Matt Frankel: I got to be honest, there have been a few recommendations by stock advisor and Rule Breakers in the past few months, and I've looked and immediately been like, "Look at that valuation, that's terrible."

Jason Moser: Yeah.

Matt Frankel: Then the stock goes up by 30 percent.

Jason Moser: Right.

Matt Frankel: I mentioned focus on quality. Quality is the more important thing. Buying a quality business is more important than buying something that's cheap. At the same time, when I say valuation matters, you want to see some path to profitability become one company that we talked about a lot of, not in this podcasts is Fastly (NASDAQ:FAST), the Internet, the computing company. They're not making a ton of revenue. If you look at like a price to sales, their valuation looks completely ridiculous. The company is growing at a crazy rate.

Jason Moser: Well, it was.

Matt Frankel: It's still growing pretty, they lowered their growth forecast from 46 percent to 40 percent. That's still impressive in my opinion.

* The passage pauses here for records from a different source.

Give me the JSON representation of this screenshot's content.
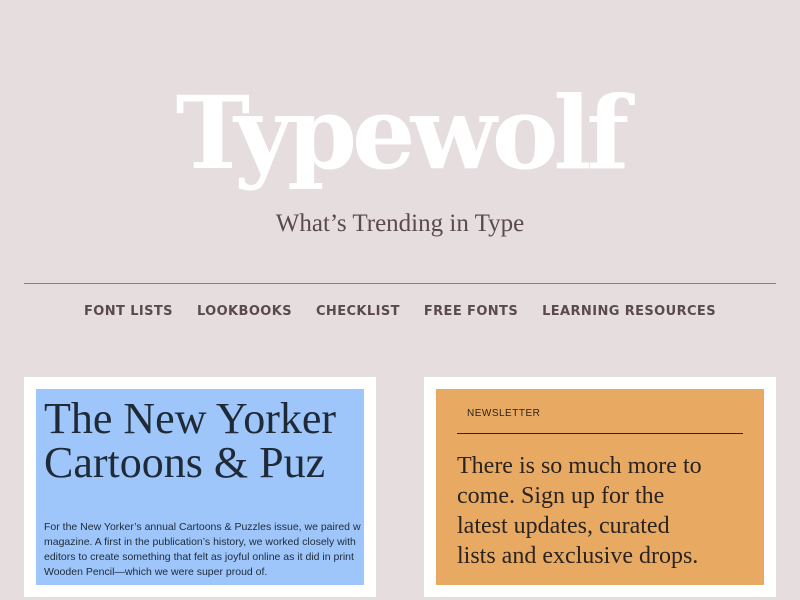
{
  "header": {
    "logo": "Typewolf",
    "tagline": "What’s Trending in Type"
  },
  "nav": {
    "items": [
      {
        "label": "FONT LISTS"
      },
      {
        "label": "LOOKBOOKS"
      },
      {
        "label": "CHECKLIST"
      },
      {
        "label": "FREE FONTS"
      },
      {
        "label": "LEARNING RESOURCES"
      }
    ]
  },
  "cards": {
    "newyorker": {
      "title_lines": [
        "The New Yorker",
        "Cartoons & Puz"
      ],
      "body_lines": [
        "For the New Yorker’s annual Cartoons & Puzzles issue, we paired w",
        "magazine. A first in the publication’s history, we worked closely with",
        "editors to create something that felt as joyful online as it did in print",
        "Wooden Pencil—which we were super proud of."
      ]
    },
    "newsletter": {
      "label": "NEWSLETTER",
      "text_lines": [
        "There is so much more to",
        "come. Sign up for the",
        "latest updates, curated",
        "lists and exclusive drops."
      ]
    }
  },
  "colors": {
    "background": "#e6dddf",
    "card_blue": "#9ec6fb",
    "card_orange": "#e8aa62",
    "nav_text": "#5a4a4e"
  }
}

Jason Moser: They have a big customer that apparently is not going to be giving them as much of their money as they used to.

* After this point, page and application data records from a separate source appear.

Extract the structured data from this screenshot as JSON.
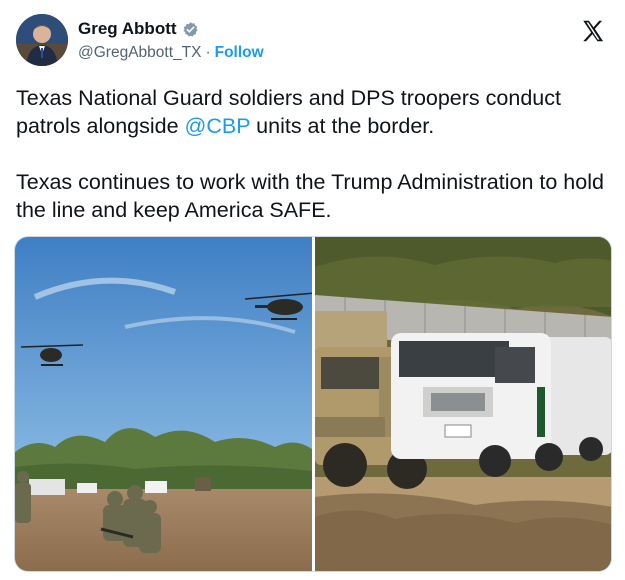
{
  "author": {
    "display_name": "Greg Abbott",
    "handle": "@GregAbbott_TX",
    "separator": "·",
    "follow_label": "Follow",
    "verified_icon": "verified-badge-icon"
  },
  "brand": {
    "logo_icon": "x-logo-icon"
  },
  "post": {
    "paragraph1_before": "Texas National Guard soldiers and DPS troopers conduct patrols alongside ",
    "mention": "@CBP",
    "paragraph1_after": " units at the border.",
    "paragraph2": "Texas continues to work with the Trump Administration to hold the line and keep America SAFE."
  },
  "colors": {
    "link": "#1d9bf0",
    "text": "#0f1419",
    "secondary": "#536471",
    "verified": "#829aab"
  }
}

Matt Frankel: But that said, even if that happens. They're still growing at a 40 percent annualized rate. Which point being, a growth rate like that can justify a seemingly crazy valuation because it's a good business.

Jason Moser: Yeah.

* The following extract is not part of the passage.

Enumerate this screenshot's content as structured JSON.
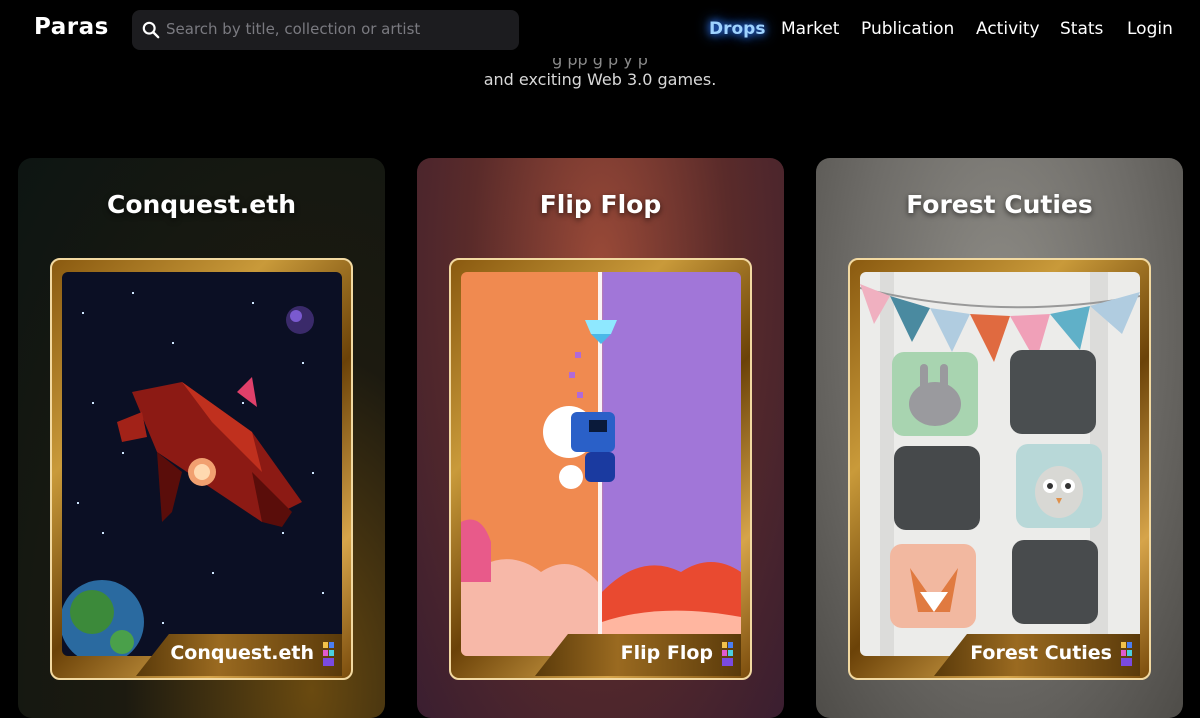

Matt Frankel: Don't necessarily avoid recommendations because of the valuation. Avoid recommendations that don't fit into your investing style or something might be a little too risky for what you want. Or if you're going to buy this and you're going to be constantly checking your portfolio, not being able to sleep at night, that's another thing. But don't buy something just because you think the valuation's too high because I can tell you in my 10 years at The Motley Fool, that every time I said the valuation that on a recommendation is too high, at almost every time, it goes through the roof. I am the guy who called Amazon (NASDAQ:AMZN) too expensive at 300 bucks.

Jason Moser: You've learned some lessons as you go along. Like Amazon, I was lucky enough to get into that one back in 2010. Even at that time, people just saying, "It was just ungodly expensive. How could you do that?" I'm sitting on some absurd number of times over my money because I bought some shares and left it alone. Shopify (NYSE:SHOP)I think is another good example of one. When I recommended Shopify and one of my services a couple of years ago and I made a note at the time, I said, listen, I know this valuation may seem a little bit scary and I'm with you. It is a little bit scary. What I tend to do when I see a valuation like that, if it's a business that I like, I understand the business I believe in its future and I feel like there's an opportunity there, I will buy in small lots of shares, I will not invest all of my money in that business at once. What that does, it helps you spread that out a little bit. Perhaps you'll be able to take advantage of some opportunity if the stock price does dip for whatever reason. If it doesn't dip well, then at least you have a stake in the business and you've got some of it. You can always add on the way up. That's like, I say it all the time. That's, I think, probably the most valuable investing lesson I've gotten from David Gardner ever is just get comfortable with adding to your winners. There's a lot to be said for being able to do that. It is not easy and I think as long as you are able to keep a diversified portfolio, where you're not pegged to just all growth stocks. Have some stability in there, if you have some stability, that'll enable you to take some small positions and some of these high fliers that may seem expensive. As Matt was saying, we've seen plenty of those stocks that seem expensive, just keep on going and they go typically because they often times are good businesses.

This article represents the opinion of the writer, who may disagree with the “official” recommendation position of a Motley Fool premium advisory service. We’re motley! Questioning an investing thesis -- even one of our own -- helps us all think critically about investing and make decisions that help us become smarter, happier, and richer.